By Chaz Kangas
By Sound of the City
By Peter Gerstenzang
By Katherine Turman
By Chris Kornelis
By Brian McManus
By Ray Cummings
By Nicholas Pell
Album sales were down 6 percent in 2005, although some of that has been made up by increased sales of downloads. The idea of reducing prices seems to have passed without any lasting effect. New major label albums hover near the $20 list ceiling, although bestsellers get aggressively discounted, with a handful of first-week titles at Best Buy for $10. Retail channels, Internet excepted, continue to narrow. Wichita doesn't have an independent record store, and it's nearly impossible to find used discs of any sort.
At the end of 2005, my favorite used-record store closed its doors after 40 years. Snide online posters gloated that they were glad the store was disappearing because of all the "rude" and "stuck-up" teenagers who worked there. As I saw it, those teenagers were some of the only human beings I knew who actually gave a shit about music.
Los Angeles, California
Just when you think the major labels have sunk to their lowest, they sink lower. Shame on BMG for their criminal acts of spyware/malware. Shame on Universal for their stunt of charging outlets for promos. Shame on the RIAA for once again failing to protect the artists.
Is this the same company that invented the Walkman?

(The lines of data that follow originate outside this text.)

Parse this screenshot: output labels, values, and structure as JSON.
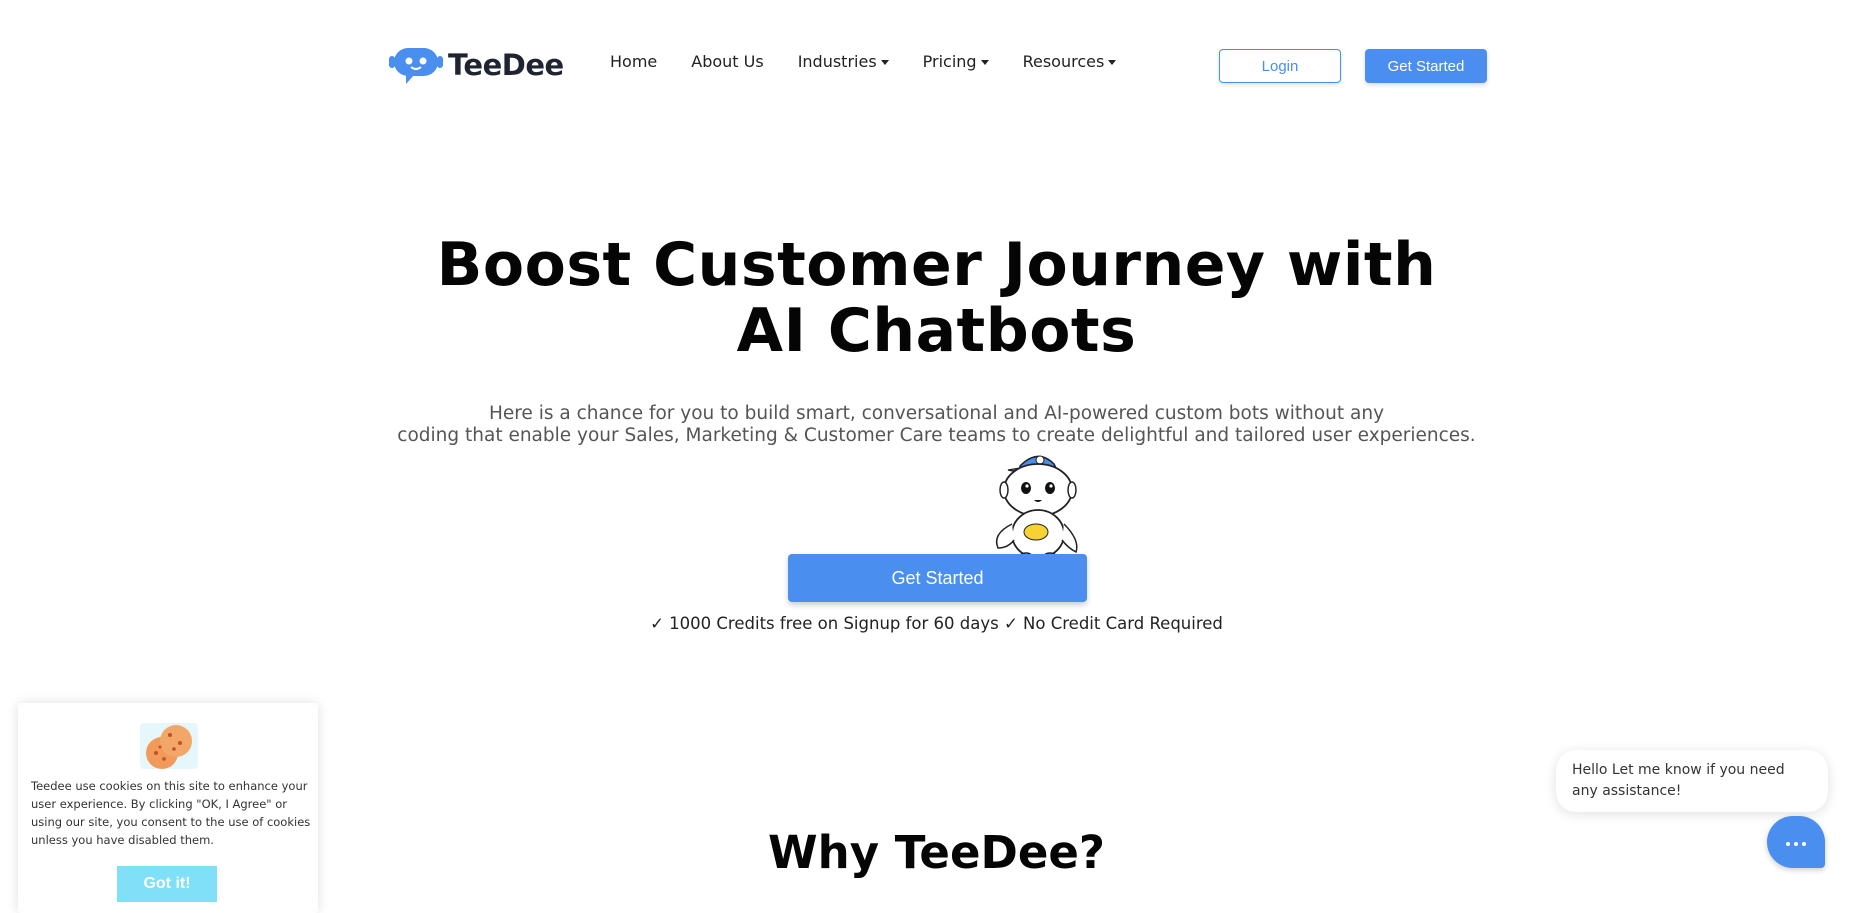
{
  "brand": {
    "name": "TeeDee",
    "primary_color": "#4a8ef0"
  },
  "nav": {
    "items": [
      {
        "label": "Home",
        "has_caret": false
      },
      {
        "label": "About Us",
        "has_caret": false
      },
      {
        "label": "Industries",
        "has_caret": true
      },
      {
        "label": "Pricing",
        "has_caret": true
      },
      {
        "label": "Resources",
        "has_caret": true
      }
    ],
    "login_label": "Login",
    "get_started_label": "Get Started"
  },
  "hero": {
    "title_line1": "Boost Customer Journey with",
    "title_line2": "AI Chatbots",
    "subtitle_line1": "Here is a chance for you to build smart, conversational and AI-powered custom bots without any",
    "subtitle_line2": "coding that enable your Sales, Marketing & Customer Care teams to create delightful and tailored user experiences.",
    "cta_label": "Get Started",
    "perks": "✓ 1000 Credits free on Signup for 60 days ✓ No Credit Card Required"
  },
  "why": {
    "title": "Why TeeDee?"
  },
  "cookie": {
    "text": "Teedee use cookies on this site to enhance your user experience. By clicking \"OK, I Agree\" or using our site, you consent to the use of cookies unless you have disabled them.",
    "button_label": "Got it!",
    "button_color": "#7fe0f8"
  },
  "chat": {
    "message": "Hello Let me know if you need any assistance!",
    "launcher_icon": "chat-dots-icon"
  }
}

Sony not only "protected" its CDs with a tricky bit of software that could really fuck up your hard drive, its new digital audio players only started to recognize MP3s this year, and these players still weren't able to play legally purchased files. What is their digital strategy? Why in hell would they want to make it easier and safer to just go out and steal music?
Sony plants hidden spyware on computers and users are rightfully outraged; months later the topic is still simmering in chat rooms and boycotts are everywhere. I thought no one buys CDs anymore.
When bands such as Death Cab and the Decemberists sign to major labels, it might not affect their own songwriting, but will have a profound effect on the music that comes after. And this is not even mentioning the heavy-handed involvement of marketing companies, licensing companies, ad agencies, and countless other corporate entities looking to get their hands on the cash cow that is "indie cred."
Brooklyn, New York
Down here in Nashville, the year was spent assessing 2004's Gretchen Wilson-led redneck revolution. Our biggest stars remembered that they used to be country singers, while our biggest labels went looking for young artists who could tell Skoal from Red Man in a blindfold test. The result: a few hits, a few misses, and a whole lotta pandering. Just like every other year in Nashville, come to think.
Numbers for this year's bestselling pop albumsMariah Carey's Emancipation (5M), Green Day's American Idiot (4M), 50 Cent's Massacre (4M)still pale next to the $$$ and #s DVDs and now videogames put up. "Pop music," even at its most popular, is still niche. You can nitpick about how people interact with music, how sales don't reflect consumption or effects, etc., but the thought really puts a damper on all that "social power of music" stuff some of us feed ourselves to keep going with this gig.
The highlight of the record companies' year was that the movie industry's slump was so huge it overshadowed their own.
Los Angeles, California
On May 28, the Billboard Modern Rock Top 20 singles chart included the following bands: Nine Inch Nails, Green Day, Weezer, Foo Fighters, Beck, Oasis, Audioslave, and the Offspring. Garbage, Korn, 311, and the Bloodhound Gang all also had hits this year. And people wonder why modern rock radio is dying! Hello, your top artists all peaked a decade ago. Would you sell more ads if you just changed the format to Greatest Hits of Depressed '90s White People?
What happens when the Stones, McCartney, et al. retire from touring? Who will fill their (very expensive) shoes and fill stadiums and arenas at such steep prices? In a word, nobody. Concert industry mavens are almost as worried about the future as their major-label counterparts.
San Diego, California
Thank you, MTV, for interrupting one of the few magic moments of live rock spectacle to happen during your entire wretched existencePink Floyd at Live 8to shoehorn in a few more commercials. You savvy businessmen deserve Ashlee Simpson.
Despite its crassness, American Idol got kids to look up Dusty Springfield, Chaka Khan, Martina McBride. It excited a lot of fans about music and singing all over again, which is more than commercial radio or video stations could say this year.